There will be a minority of Canberrans who seek to dismiss as tokenism this week's decision by the ACT Legislative Assembly for each sitting day to be opened with a statement of acknowledgement to country in the Ngunnawal tongue.
It is an unfortunate reality there will always be those who interpret any recognition of our indigenous community, and their ancestors who walked this country tens of thousands of years before Europeans arrived, as an attack on their own cultural prerogatives.
It is a narrative that should be roundly rejected.
This decision is particularly historic in that the form of the recognition is to be developed in consultation with leaders from the Ngunnawal community. It may also, in its own quiet way, help open the door to a more formalised recognition of Australia's indigenous community at the federal level.
Once the measure, to be enshrined in a tri-partisan motion co-sponsored by all political parties, is adopted, the ACT will become the only jurisdiction in the country to have come this far. That's worth celebrating.
That said, Canberra's legislators should not give themselves up to an excessive display of self-congratulation yet. Symbols can play an important role in creating awareness, but they need to be matched by tangible, measurable outcomes.
If this community fails to follow through then everything else we do runs the risk of dismissed as hypocrisy of the worst sort.
You can't substitute public statements and high profile gestures for real change and measurable progress. This is a point that has been made quite recently by Australia's first indigenous Indigenous Affairs Minister, Ken Wyatt, in his efforts to advance reconciliation on a broader front than just the debate over constitutional recognition.
We can't lose sight of the fact that although more than 12 years have passed since Kevin Rudd's historic and heartfelt apology from Parliament House to the stolen generations the lives of most Aboriginal and Torres Strait Islanders are little or no better, and in some cases worse, than then.

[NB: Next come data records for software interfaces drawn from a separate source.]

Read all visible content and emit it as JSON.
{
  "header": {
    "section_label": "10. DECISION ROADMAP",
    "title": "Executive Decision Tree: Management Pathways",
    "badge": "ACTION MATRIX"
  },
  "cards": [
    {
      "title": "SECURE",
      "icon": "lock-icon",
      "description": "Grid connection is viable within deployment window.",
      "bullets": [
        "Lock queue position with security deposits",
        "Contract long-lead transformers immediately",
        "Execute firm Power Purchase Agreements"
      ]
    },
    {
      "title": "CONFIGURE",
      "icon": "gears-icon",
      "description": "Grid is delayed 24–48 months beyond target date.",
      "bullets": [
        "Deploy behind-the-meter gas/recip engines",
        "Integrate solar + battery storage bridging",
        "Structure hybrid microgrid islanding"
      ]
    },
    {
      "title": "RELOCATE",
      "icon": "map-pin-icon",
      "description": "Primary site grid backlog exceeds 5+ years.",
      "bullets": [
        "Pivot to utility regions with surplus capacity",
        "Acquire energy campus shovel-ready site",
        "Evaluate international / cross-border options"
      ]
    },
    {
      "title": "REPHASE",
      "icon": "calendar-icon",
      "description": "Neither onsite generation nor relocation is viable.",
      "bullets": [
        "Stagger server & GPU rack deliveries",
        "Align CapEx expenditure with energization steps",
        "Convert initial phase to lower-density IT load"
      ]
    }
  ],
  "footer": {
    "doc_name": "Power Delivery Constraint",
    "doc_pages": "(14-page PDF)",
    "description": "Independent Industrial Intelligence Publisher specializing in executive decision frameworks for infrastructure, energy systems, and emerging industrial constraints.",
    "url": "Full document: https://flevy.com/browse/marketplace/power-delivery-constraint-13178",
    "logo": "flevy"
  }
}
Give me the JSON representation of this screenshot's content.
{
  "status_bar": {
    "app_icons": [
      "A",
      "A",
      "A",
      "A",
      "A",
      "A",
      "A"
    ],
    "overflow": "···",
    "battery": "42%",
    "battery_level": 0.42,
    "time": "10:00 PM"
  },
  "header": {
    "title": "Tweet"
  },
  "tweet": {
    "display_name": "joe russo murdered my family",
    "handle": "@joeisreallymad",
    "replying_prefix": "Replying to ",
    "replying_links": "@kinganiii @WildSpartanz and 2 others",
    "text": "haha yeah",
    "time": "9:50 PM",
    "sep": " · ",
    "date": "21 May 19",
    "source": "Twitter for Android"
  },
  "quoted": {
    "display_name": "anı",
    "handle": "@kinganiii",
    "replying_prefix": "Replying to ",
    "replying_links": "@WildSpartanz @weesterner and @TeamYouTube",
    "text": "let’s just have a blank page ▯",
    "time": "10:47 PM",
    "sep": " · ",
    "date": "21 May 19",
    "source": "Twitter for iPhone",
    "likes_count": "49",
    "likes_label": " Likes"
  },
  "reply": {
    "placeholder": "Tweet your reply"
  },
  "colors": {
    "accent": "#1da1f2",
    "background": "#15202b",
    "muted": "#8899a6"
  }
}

Once Australia had its feel-good moment the nation kicked the can a bit further down the road.
That is due to many factors, some simple and some complex, including multiple changes of government and a failure to engage by the broader community. Once we had our feel-good moment the nation said to itself "good job" and kicked the can a bit further down the road.
Canberrans are better than that. Now our MLAs have shown collective leadership we all need to acknowledge the huge gulf separating our indigenous one per cent from the rest of the community in Australia's most affluent, best educated and arguably most employment rich state or territory.
That gulf can be measured in dozens of different ways. A topical one, following on from this week's report on the health of the Alexander Maconochie Centre, is incarceration rates and the relative lack of opportunities for indigenous detainees, particularly women, in Australia's first "human rights" prison.
Then there are the issues of education, life expectancy and health outcomes, and employment opportunities. These are all areas in which someone can see the odds stacked against them through no fault of their own and be destined to go through life never being able to be the best version of themselves they could be.
We cannot right all the wrongs of the past. Acknowledging the rich diversity indigenous Australians bring to our society is a welcome step that helps build pride in our local languages.
But it needs to be matched by hard data that demonstrates things are improving for those members of our community.